Let's not forget that ammendment IV is being ignored at every airport in the land and that habeus corpus has been modified - you can now be held for up to 72 hours before they must let you contact an attorney - unless of course, you're declared a combatant.

THIS IS WRONG.

Art Read
12-12-2002, 02:42 AM
Some folks in this little country of ours seem terrified by the thought of that "other party" somehow gaining sway over their historically gauranteed expectation of civil rights, due process and equal opportunity as if they could REALLY ever be "taken" from us without our notice or recourse. And some are terrified of the other, "other" party somehow managing to gain control of, and dictating, their health care, child rearing options or fiscal security, as if THOSE could ever really change either. Haven't you figured out by now that nothing is as successful, or less likely to be disturbed as the "staus quo"? Take a pill, people. We'll be all up in arms about something entirely different before you know it! (Hah!) ;)

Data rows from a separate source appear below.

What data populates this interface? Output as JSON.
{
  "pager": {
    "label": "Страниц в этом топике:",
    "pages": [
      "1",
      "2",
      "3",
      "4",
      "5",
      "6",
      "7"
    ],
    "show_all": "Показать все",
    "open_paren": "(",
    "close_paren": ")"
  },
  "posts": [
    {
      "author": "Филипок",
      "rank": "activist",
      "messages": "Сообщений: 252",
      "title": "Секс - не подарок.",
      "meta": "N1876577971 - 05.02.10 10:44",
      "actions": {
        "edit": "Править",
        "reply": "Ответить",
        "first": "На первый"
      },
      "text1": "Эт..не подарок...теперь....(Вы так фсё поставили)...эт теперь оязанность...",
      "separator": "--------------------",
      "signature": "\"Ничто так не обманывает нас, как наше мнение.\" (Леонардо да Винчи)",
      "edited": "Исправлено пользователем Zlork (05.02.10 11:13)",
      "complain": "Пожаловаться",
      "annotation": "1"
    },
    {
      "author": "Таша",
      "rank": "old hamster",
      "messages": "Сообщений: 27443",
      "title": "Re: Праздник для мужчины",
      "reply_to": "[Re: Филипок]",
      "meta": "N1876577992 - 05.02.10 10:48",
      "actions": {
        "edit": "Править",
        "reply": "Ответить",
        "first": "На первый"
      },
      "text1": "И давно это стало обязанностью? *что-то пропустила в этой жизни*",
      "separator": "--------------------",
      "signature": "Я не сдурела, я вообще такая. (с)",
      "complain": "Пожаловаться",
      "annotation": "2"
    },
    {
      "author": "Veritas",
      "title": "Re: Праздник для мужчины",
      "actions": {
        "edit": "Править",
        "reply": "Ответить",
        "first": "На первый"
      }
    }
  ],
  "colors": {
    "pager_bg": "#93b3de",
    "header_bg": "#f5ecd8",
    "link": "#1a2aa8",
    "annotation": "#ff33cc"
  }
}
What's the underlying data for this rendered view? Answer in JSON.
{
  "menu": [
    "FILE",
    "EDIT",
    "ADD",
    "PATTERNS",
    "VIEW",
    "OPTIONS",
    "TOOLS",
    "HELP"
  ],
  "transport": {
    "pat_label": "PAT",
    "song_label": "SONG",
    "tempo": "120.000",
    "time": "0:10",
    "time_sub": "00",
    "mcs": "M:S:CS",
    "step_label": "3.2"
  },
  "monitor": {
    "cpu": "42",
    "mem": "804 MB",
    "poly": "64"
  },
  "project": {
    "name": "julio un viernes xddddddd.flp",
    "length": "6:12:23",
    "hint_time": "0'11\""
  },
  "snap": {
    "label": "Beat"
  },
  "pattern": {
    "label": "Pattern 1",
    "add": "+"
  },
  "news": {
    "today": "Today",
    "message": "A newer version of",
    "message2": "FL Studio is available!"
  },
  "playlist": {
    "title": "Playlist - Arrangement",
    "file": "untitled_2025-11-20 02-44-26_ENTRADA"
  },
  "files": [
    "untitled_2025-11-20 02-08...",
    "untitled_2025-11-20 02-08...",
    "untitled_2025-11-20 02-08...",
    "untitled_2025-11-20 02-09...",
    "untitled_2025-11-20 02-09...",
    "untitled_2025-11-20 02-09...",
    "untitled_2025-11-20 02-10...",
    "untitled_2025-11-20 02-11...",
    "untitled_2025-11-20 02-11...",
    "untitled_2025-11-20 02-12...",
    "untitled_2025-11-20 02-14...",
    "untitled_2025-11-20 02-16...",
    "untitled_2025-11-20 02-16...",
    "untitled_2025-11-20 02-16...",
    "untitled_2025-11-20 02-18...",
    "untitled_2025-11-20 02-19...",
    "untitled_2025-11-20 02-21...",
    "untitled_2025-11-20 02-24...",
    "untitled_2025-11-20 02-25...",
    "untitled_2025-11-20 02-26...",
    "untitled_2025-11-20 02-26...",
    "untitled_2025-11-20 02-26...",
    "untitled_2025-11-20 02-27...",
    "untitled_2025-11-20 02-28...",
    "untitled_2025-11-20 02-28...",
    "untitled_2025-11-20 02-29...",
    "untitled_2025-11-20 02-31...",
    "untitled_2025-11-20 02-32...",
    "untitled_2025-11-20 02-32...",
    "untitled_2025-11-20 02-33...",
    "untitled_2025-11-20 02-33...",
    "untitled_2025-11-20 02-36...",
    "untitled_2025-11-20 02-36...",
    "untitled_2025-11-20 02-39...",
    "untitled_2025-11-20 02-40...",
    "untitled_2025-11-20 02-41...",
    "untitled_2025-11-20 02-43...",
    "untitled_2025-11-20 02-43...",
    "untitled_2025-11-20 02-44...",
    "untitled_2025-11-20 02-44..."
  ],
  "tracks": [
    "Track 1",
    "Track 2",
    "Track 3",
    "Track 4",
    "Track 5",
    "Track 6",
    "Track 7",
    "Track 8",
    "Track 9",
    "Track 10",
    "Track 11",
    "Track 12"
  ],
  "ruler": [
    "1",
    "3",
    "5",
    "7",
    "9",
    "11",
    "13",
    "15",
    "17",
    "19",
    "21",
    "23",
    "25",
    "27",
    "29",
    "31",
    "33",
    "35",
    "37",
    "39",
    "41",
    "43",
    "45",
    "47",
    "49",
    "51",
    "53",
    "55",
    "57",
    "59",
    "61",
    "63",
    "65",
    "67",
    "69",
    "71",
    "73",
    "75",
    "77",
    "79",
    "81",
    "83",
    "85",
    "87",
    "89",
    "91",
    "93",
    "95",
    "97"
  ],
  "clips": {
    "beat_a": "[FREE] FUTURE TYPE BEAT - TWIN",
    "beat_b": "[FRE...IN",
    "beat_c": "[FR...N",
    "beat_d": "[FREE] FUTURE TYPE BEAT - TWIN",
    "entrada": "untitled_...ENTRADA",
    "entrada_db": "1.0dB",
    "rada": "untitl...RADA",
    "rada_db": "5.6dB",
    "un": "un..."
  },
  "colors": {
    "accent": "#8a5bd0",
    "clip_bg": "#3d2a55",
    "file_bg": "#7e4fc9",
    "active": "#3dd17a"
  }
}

(As for the rest of you on this big, wide world... Relax. Regardless of how the media would like it to seem, we aren't all sitting here rubbing our hands together, wondering why and how we can take "advantage" of our new found status as the last standing "superpower"... We're just wondering if, (and sincerely hoping that) the rest of you will continue to want to what we want, (a safe place to raise our children) and if you'll still buy our McDonald's "Big Macs" and Hollywood movies once you finally start making them for yourselves...)

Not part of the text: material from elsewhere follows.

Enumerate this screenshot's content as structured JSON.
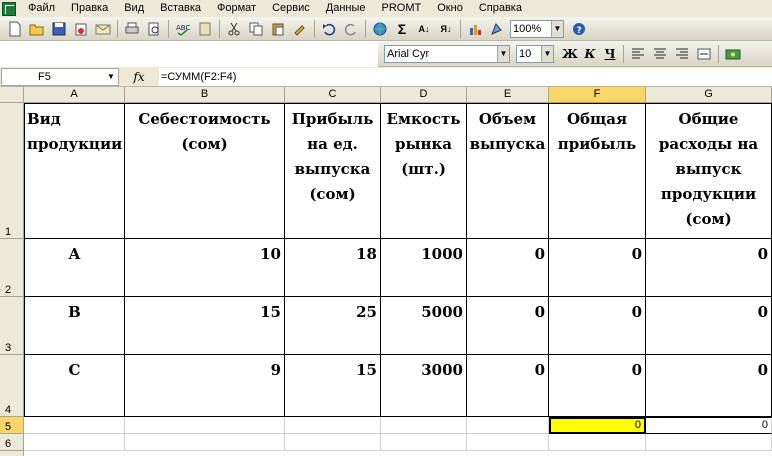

Art Read
12-12-2002, 02:59 AM
"Let's not forget that ammendment IV is being ignored at every airport in the land..."

Gee... You're right! They're trampling all over our second amendment rights in those airports too! :rolleyes:

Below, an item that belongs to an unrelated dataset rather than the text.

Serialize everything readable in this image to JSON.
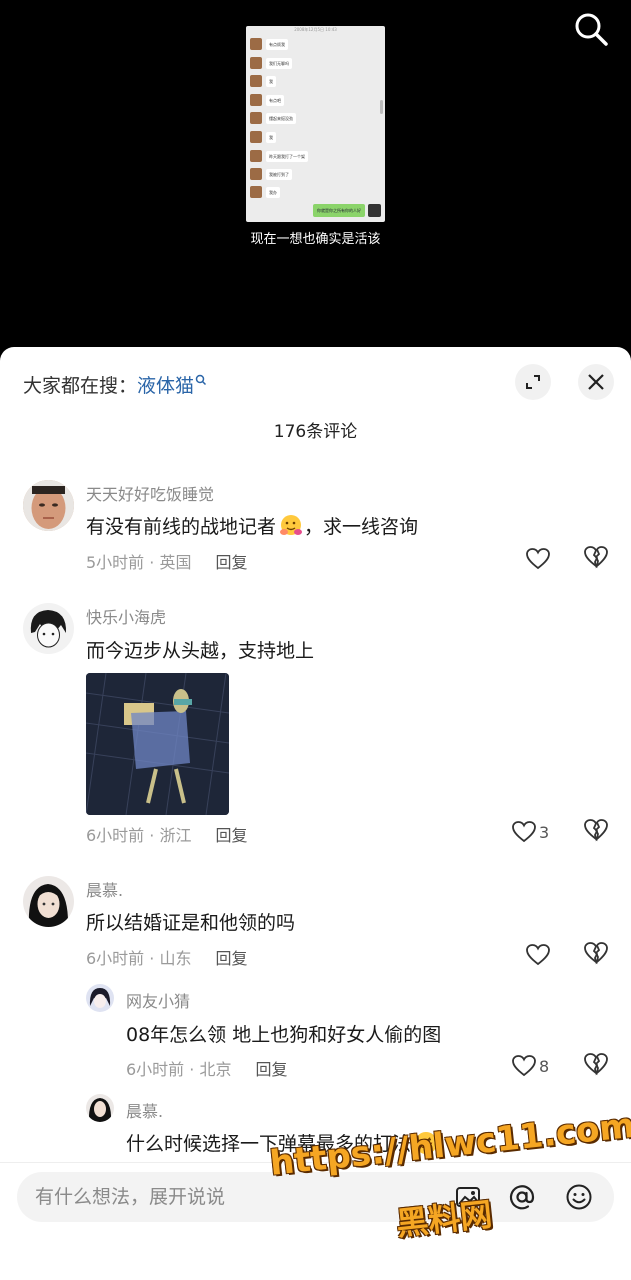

Wild Dingo
12-12-2002, 03:42 AM
Well Art... I for one wouldnt feed a BigMac to a dog!... in fear of the RSPCA coming down on me for extreme cruelty to animals namely said dog who having gulped the said BigMac down his dumb throat would probably be curled up spewing his proveribal all over the place...

Big Mac Hungry Jacks Kentuky Chucked Chicken Red Rooter and whoever the heck else is in the fast food industry needs a kick right where the sun dont shine... crud cheep nasty crud unfit for human consumption...

what yer get is never whats advertised on the idiot box bill boards or anywhere else!!... I mean who else has seen those humungous burgers? lovely big buns have to hold these suckers with 2 hands right? big thick juicy peice of mince patty couple of nice thick slices of red marto bunged in and a big hunk of lovely green lettuce some pickles and smothered in just enough sauce and mayo?... and yer get??

a bun the size of a 3 month old childs fist tiny peice of cardboard pretending to be some sort of fermented meat no marto a thin sliver of something green that pretents to imagine it was once a part of a lettuce a minutely tiny peice of pickle... and sauce?? smothered all over the thing... rich red sauce poured over whatever this thing was meant to be... want mayo? theres more mayo than bread in this thing!!... I mean stuff that! and to fix yer right up the flamin things are ALWAYS cold! having sat in the baine marie for half the day...

and the pretty little dolly girl smiles and says "there yer go sir have a good meal" as she takes yer 5.90!!!

The day yer go into one of them places and actually get what they advertise will be the day snow falls right here in me living room!! {and considering its lovely and warm here... Im still in me shorts no shirt and hunting a breaze!! :D }

And as for Kentucky Chucked Chicken!! now how much greese does a person need??? HUH?? bite into a leg and whatcha get eh?? a huge slatherin slobber of greese all down yer front!! cant taste the chook for the flamin greese! and the taste?? I mean taste was boiled and greesed right out of what could have maybe passed for half decent chook once upon a time... greese everywhere!!

Buggar Big Mac!!! crud in a paperbag!! buggar Kentucky Chucked... greese in a box!!

Thank yer kindly for the opportunity to vent my spleen and have a nice polite rant...

ooohhhh what were we on about again??? did it again didnt I??... sigh.... :rolleyes:

Take it easy
Shane

[ 12-12-2002, 04:47 AM: Message edited by: Wild Dingo ]